▸ **REQUIRED ACTION**
Word for word, restate all the records; images are not part of the copy.

▸ **GIVEN ENTRIES**
___
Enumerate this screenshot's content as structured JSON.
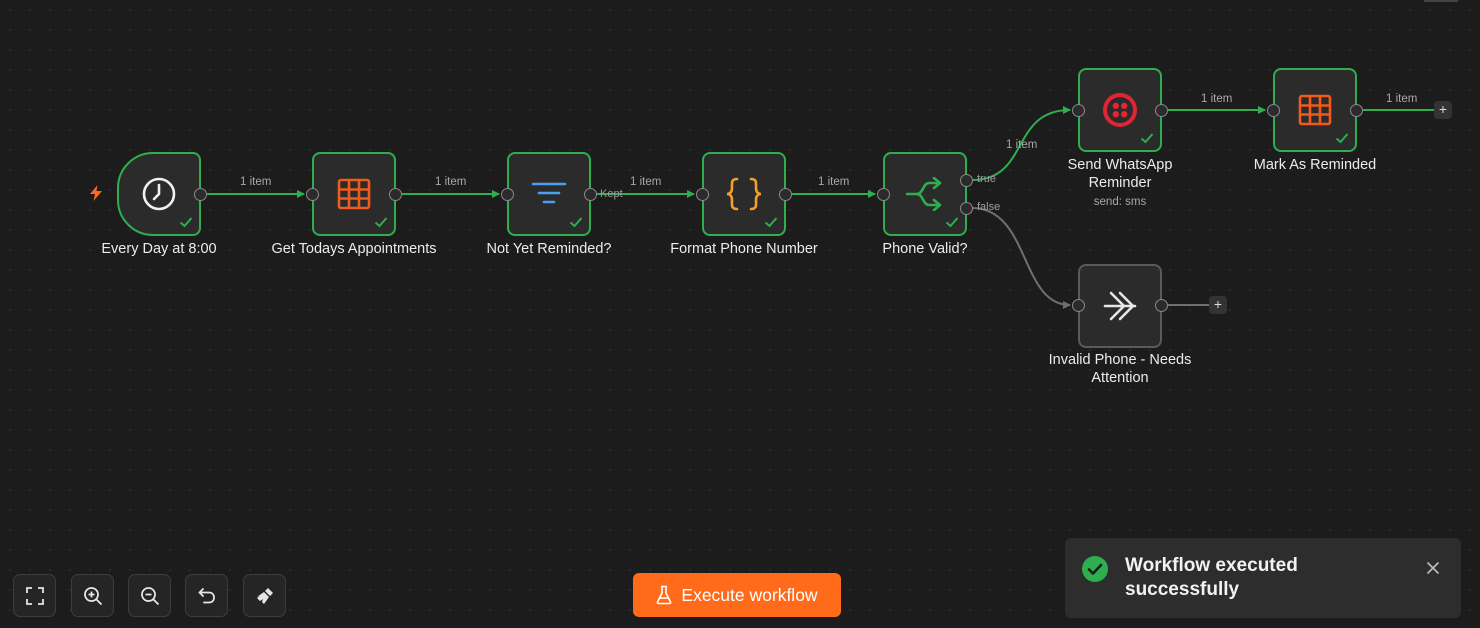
{
  "nodes": {
    "every_day": {
      "label": "Every Day at 8:00",
      "icon": "clock-icon"
    },
    "get_appointments": {
      "label": "Get Todays Appointments",
      "icon": "table-icon"
    },
    "not_yet_reminded": {
      "label": "Not Yet Reminded?",
      "icon": "filter-icon"
    },
    "format_phone": {
      "label": "Format Phone Number",
      "icon": "code-braces-icon"
    },
    "phone_valid": {
      "label": "Phone Valid?",
      "icon": "if-branch-icon"
    },
    "send_whatsapp": {
      "label": "Send WhatsApp Reminder",
      "subtitle": "send: sms",
      "icon": "twilio-icon"
    },
    "mark_reminded": {
      "label": "Mark As Reminded",
      "icon": "table-icon"
    },
    "invalid_phone": {
      "label": "Invalid Phone - Needs Attention",
      "icon": "no-op-icon"
    }
  },
  "edges": {
    "e1": "1 item",
    "e2": "1 item",
    "e3": "1 item",
    "e4": "1 item",
    "e5": "1 item",
    "e6": "1 item",
    "e7": "1 item"
  },
  "ports": {
    "kept": "Kept",
    "true": "true",
    "false": "false"
  },
  "toolbar": {
    "fit_view": "fit-view-icon",
    "zoom_in": "zoom-in-icon",
    "zoom_out": "zoom-out-icon",
    "undo": "undo-icon",
    "tidy_up": "broom-icon"
  },
  "execute": {
    "label": "Execute workflow",
    "icon": "flask-icon"
  },
  "toast": {
    "message": "Workflow executed successfully",
    "status": "success"
  },
  "colors": {
    "success": "#2fae4f",
    "accent": "#ff6b1a",
    "idle": "#5a5a5a",
    "table_icon": "#f05a1a",
    "filter_icon": "#4c9ef0",
    "code_icon": "#f0a030",
    "twilio": "#e22434"
  }
}
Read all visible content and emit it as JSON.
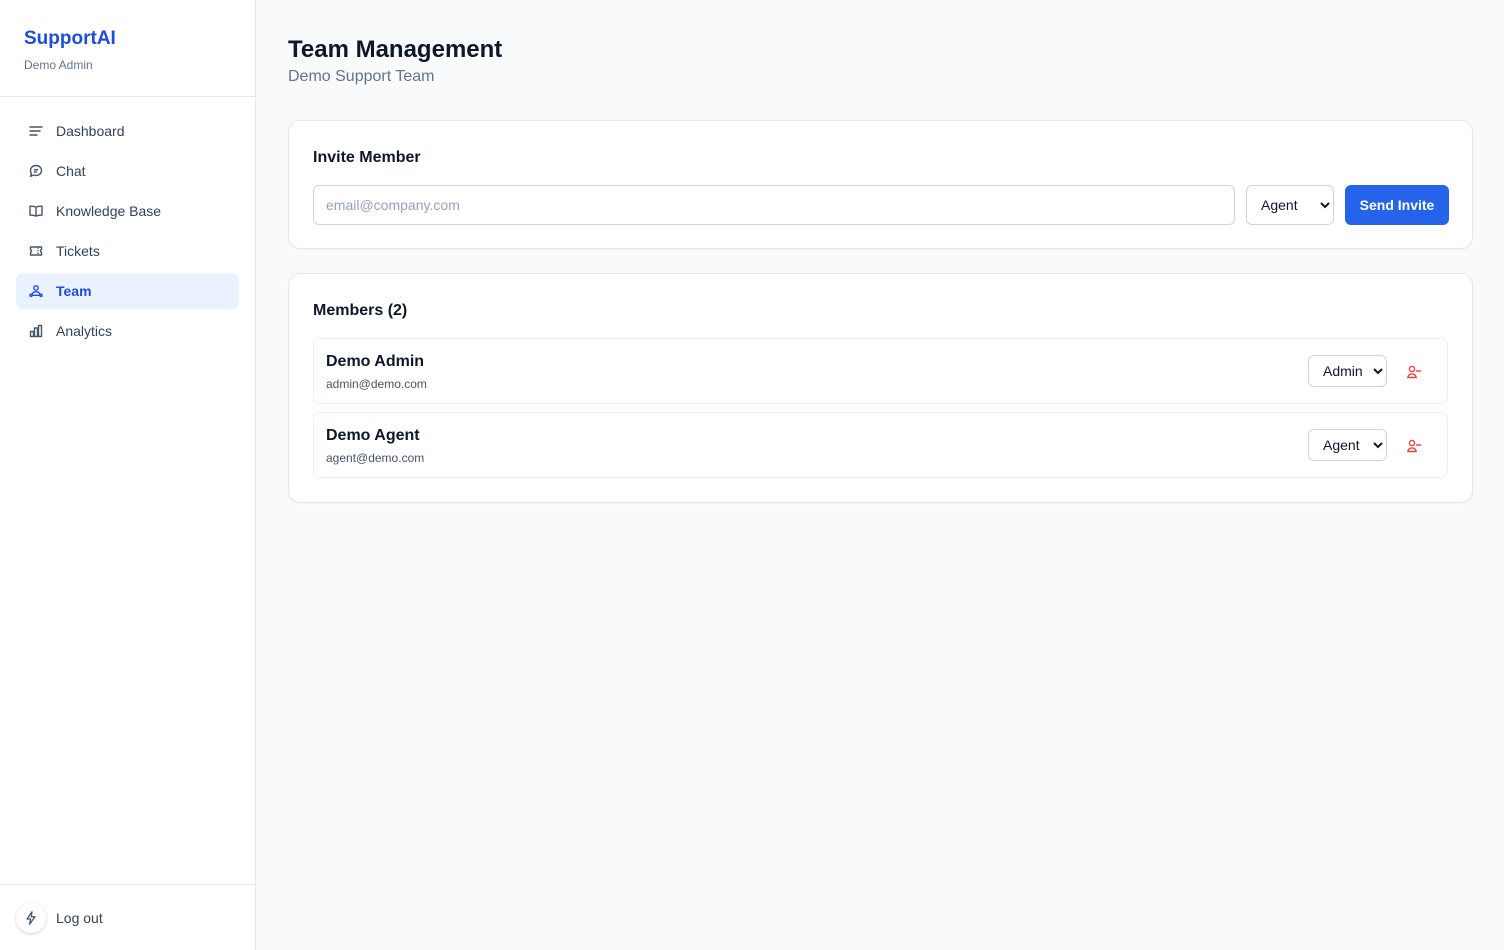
{
  "app": {
    "name": "SupportAI",
    "user": "Demo Admin"
  },
  "nav": {
    "items": [
      {
        "label": "Dashboard",
        "icon": "menu-lines-icon",
        "active": false
      },
      {
        "label": "Chat",
        "icon": "chat-bubble-icon",
        "active": false
      },
      {
        "label": "Knowledge Base",
        "icon": "book-open-icon",
        "active": false
      },
      {
        "label": "Tickets",
        "icon": "ticket-icon",
        "active": false
      },
      {
        "label": "Team",
        "icon": "team-icon",
        "active": true
      },
      {
        "label": "Analytics",
        "icon": "bar-chart-icon",
        "active": false
      }
    ],
    "logout_label": "Log out"
  },
  "page": {
    "title": "Team Management",
    "subtitle": "Demo Support Team"
  },
  "invite": {
    "title": "Invite Member",
    "email_placeholder": "email@company.com",
    "email_value": "",
    "role_selected": "Agent",
    "send_label": "Send Invite"
  },
  "members": {
    "title": "Members (2)",
    "list": [
      {
        "name": "Demo Admin",
        "email": "admin@demo.com",
        "role": "Admin"
      },
      {
        "name": "Demo Agent",
        "email": "agent@demo.com",
        "role": "Agent"
      }
    ]
  },
  "colors": {
    "accent": "#2563eb",
    "brand": "#1d4ed8",
    "active_bg": "#eaf2ff",
    "danger": "#ef4444"
  }
}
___
▸ **ANSWER TO THE EXERCISE**
Enumerate this screenshot's content as structured JSON.
{
  "nodes": {
    "every_day": {
      "label": "Every Day at 8:00",
      "icon": "clock-icon"
    },
    "get_appointments": {
      "label": "Get Todays Appointments",
      "icon": "table-icon"
    },
    "not_yet_reminded": {
      "label": "Not Yet Reminded?",
      "icon": "filter-icon"
    },
    "format_phone": {
      "label": "Format Phone Number",
      "icon": "code-braces-icon"
    },
    "phone_valid": {
      "label": "Phone Valid?",
      "icon": "if-branch-icon"
    },
    "send_whatsapp": {
      "label": "Send WhatsApp Reminder",
      "subtitle": "send: sms",
      "icon": "twilio-icon"
    },
    "mark_reminded": {
      "label": "Mark As Reminded",
      "icon": "table-icon"
    },
    "invalid_phone": {
      "label": "Invalid Phone - Needs Attention",
      "icon": "no-op-icon"
    }
  },
  "edges": {
    "e1": "1 item",
    "e2": "1 item",
    "e3": "1 item",
    "e4": "1 item",
    "e5": "1 item",
    "e6": "1 item",
    "e7": "1 item"
  },
  "ports": {
    "kept": "Kept",
    "true": "true",
    "false": "false"
  },
  "toolbar": {
    "fit_view": "fit-view-icon",
    "zoom_in": "zoom-in-icon",
    "zoom_out": "zoom-out-icon",
    "undo": "undo-icon",
    "tidy_up": "broom-icon"
  },
  "execute": {
    "label": "Execute workflow",
    "icon": "flask-icon"
  },
  "toast": {
    "message": "Workflow executed successfully",
    "status": "success"
  },
  "colors": {
    "success": "#2fae4f",
    "accent": "#ff6b1a",
    "idle": "#5a5a5a",
    "table_icon": "#f05a1a",
    "filter_icon": "#4c9ef0",
    "code_icon": "#f0a030",
    "twilio": "#e22434"
  }
}
Read all visible content and emit it as JSON.
{
  "app": {
    "name": "SupportAI",
    "user": "Demo Admin"
  },
  "nav": {
    "items": [
      {
        "label": "Dashboard",
        "icon": "menu-lines-icon",
        "active": false
      },
      {
        "label": "Chat",
        "icon": "chat-bubble-icon",
        "active": false
      },
      {
        "label": "Knowledge Base",
        "icon": "book-open-icon",
        "active": false
      },
      {
        "label": "Tickets",
        "icon": "ticket-icon",
        "active": false
      },
      {
        "label": "Team",
        "icon": "team-icon",
        "active": true
      },
      {
        "label": "Analytics",
        "icon": "bar-chart-icon",
        "active": false
      }
    ],
    "logout_label": "Log out"
  },
  "page": {
    "title": "Team Management",
    "subtitle": "Demo Support Team"
  },
  "invite": {
    "title": "Invite Member",
    "email_placeholder": "email@company.com",
    "email_value": "",
    "role_selected": "Agent",
    "send_label": "Send Invite"
  },
  "members": {
    "title": "Members (2)",
    "list": [
      {
        "name": "Demo Admin",
        "email": "admin@demo.com",
        "role": "Admin"
      },
      {
        "name": "Demo Agent",
        "email": "agent@demo.com",
        "role": "Agent"
      }
    ]
  },
  "colors": {
    "accent": "#2563eb",
    "brand": "#1d4ed8",
    "active_bg": "#eaf2ff",
    "danger": "#ef4444"
  }
}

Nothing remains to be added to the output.